“But then one came out,” he said.

With snakes in his air vents clogging up circulation of cold air (plus, his air conditioner doesn’t work), he bought about 10 bags of ice and put them in his truck trying to “cold out” the snakes. It worked. One came out.

A six-foot “Black Racer.” What I used to call a plain ole’ black snake, but apparently the “Racer” variety are a bit more aggressive than the boring black snake.

And this was the mamma.

Well, my neighbor’s dad believed him then.

Since that first Black Racer Exorcism my neighbor has also expelled “a bunch” of baby snakes.

Problem is, Papa Racer is still hanging around, as is one of his offspring, who seems to have reached a length of … I don’t know, three-feet.

And they like his truck.

“I found where they hung out (meaning hatched babies), under the carpet behind the seats,” he said.

He’s telling me all of this while holding a makeshift fishing pole with a noise-making shuttlecock attached to the end.

Oh yeah, he’s tried smoke, firecrackers, moth balls. Nothing worked. In fact, he said, the moth balls agitated them.

“Watch this,” he said.

He squatted. He reached out his fishing pole with the painted and noisy shuttlecock to the rear wheel well of his truck.

And lo and behold … About two-feet worth of Black Racer emerged and struck at the bait.

Then coiled back on itself.

He grinned at me with the satisfaction of a man who had proved an important point, but didn’t know what to do with it.

“The other one comes out sometimes,” he said. “But I ain’t sticking my head under there.”

I don’t know if there is a point to this story — other than my neighbor (the son) seemed pleased that his father finally believed him.

Though, he confessed, his 30-year veteran of a police force in an unfriendly city father is deathly afraid of two things, snakes being number one. The second one being sharks (but that’s another story).

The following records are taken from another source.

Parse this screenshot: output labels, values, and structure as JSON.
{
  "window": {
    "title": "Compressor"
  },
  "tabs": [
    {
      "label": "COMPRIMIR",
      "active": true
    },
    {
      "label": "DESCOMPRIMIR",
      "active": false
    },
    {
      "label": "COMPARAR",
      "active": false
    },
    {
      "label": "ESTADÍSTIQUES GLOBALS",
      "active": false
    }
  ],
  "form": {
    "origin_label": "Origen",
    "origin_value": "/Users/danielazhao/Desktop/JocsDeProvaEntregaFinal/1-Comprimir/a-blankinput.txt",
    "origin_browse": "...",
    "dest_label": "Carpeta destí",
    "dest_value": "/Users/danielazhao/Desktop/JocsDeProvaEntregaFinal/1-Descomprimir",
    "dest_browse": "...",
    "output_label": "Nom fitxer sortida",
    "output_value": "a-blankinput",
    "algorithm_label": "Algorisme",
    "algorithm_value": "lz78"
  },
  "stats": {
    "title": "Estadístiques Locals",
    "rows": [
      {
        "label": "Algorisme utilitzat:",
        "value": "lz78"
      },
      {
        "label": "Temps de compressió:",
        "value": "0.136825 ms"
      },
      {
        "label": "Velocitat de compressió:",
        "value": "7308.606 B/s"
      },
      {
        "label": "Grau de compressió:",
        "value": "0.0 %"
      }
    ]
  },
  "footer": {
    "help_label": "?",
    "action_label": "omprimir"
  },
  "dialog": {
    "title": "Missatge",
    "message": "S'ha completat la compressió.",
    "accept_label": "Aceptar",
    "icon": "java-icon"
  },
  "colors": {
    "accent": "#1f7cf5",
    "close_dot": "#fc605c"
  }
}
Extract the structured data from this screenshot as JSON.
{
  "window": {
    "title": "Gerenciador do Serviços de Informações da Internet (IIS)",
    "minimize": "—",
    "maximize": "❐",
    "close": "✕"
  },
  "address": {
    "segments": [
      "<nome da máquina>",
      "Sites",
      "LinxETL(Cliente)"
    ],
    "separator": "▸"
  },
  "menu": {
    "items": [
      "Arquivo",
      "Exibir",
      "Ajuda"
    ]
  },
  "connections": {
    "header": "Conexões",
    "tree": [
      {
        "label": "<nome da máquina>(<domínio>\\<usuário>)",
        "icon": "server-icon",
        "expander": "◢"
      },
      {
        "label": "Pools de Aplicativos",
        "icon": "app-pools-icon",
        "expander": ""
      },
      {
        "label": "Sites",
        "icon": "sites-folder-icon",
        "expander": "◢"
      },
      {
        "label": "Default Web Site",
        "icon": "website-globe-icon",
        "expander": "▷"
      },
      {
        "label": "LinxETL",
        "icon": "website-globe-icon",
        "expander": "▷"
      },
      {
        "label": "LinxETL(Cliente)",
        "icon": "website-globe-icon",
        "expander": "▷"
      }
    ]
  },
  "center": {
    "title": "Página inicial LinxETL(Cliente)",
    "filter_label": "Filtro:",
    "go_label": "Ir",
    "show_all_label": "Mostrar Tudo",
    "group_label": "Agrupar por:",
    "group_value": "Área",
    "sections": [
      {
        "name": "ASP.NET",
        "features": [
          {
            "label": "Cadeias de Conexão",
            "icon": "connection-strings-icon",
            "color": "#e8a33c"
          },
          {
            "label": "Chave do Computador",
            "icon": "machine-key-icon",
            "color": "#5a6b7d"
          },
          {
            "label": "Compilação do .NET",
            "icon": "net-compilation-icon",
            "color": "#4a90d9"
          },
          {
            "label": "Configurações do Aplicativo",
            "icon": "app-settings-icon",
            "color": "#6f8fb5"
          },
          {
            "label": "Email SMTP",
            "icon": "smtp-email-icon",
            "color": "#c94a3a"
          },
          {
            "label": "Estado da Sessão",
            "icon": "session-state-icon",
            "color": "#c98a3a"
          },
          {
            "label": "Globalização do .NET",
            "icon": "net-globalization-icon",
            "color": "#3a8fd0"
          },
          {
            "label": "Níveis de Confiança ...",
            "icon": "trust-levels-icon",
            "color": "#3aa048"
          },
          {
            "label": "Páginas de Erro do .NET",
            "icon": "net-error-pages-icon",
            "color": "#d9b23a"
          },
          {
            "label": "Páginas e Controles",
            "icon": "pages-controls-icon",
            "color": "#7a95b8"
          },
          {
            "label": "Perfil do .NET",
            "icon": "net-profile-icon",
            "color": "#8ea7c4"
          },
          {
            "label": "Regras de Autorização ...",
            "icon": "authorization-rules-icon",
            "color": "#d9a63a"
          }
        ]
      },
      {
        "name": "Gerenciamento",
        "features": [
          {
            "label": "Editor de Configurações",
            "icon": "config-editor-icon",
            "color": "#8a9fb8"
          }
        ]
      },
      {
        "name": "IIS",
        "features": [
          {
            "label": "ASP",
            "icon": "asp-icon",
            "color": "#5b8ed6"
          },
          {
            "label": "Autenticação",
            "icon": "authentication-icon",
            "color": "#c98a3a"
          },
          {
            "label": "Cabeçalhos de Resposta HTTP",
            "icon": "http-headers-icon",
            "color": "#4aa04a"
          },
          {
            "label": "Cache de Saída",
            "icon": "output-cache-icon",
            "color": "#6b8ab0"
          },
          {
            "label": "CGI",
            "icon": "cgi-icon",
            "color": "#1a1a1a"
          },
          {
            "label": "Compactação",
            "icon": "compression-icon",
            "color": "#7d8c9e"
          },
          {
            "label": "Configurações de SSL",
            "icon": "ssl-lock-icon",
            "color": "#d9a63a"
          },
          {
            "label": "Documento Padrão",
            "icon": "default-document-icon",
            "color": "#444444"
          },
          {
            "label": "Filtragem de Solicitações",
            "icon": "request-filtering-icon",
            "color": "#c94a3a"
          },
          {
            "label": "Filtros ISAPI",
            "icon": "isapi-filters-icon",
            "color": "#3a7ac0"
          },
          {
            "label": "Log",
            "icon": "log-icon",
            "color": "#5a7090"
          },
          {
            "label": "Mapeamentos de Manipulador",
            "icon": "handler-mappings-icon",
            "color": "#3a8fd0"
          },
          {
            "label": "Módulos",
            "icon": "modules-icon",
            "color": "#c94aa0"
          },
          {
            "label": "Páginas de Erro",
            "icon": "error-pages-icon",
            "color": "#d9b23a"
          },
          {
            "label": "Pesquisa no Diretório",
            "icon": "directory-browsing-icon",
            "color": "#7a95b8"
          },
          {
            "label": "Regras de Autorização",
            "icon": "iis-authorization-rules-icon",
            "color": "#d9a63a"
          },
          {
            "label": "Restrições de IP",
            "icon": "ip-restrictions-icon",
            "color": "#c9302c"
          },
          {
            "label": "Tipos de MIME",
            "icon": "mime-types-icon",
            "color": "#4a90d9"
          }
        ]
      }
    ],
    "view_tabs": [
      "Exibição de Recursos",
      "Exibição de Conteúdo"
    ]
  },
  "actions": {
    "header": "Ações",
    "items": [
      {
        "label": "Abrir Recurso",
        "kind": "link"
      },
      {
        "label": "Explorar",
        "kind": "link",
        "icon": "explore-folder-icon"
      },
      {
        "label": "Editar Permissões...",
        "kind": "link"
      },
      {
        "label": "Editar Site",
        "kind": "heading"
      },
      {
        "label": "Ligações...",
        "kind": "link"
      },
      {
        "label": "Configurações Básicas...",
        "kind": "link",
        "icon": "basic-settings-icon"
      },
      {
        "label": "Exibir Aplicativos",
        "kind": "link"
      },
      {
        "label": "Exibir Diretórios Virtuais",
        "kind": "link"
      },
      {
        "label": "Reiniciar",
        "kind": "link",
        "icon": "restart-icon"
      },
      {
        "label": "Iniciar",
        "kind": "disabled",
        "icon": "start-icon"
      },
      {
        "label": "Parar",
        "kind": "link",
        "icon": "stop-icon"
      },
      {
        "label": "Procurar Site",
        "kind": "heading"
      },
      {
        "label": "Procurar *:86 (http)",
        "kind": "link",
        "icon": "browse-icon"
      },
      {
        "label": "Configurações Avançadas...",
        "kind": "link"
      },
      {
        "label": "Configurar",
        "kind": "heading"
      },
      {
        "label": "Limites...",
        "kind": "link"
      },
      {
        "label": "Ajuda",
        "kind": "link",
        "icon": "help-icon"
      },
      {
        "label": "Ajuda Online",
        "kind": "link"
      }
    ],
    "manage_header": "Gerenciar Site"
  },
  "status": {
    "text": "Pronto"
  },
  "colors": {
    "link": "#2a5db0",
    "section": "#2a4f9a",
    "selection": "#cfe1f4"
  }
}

“Do me a favor,” I asked. “If you catch it, don’t let it go in the neighborhood.”

He laughed. “Oh no, I’m taking it to mamma snake … They’re just in the way here, you know?”

I didn’t ask.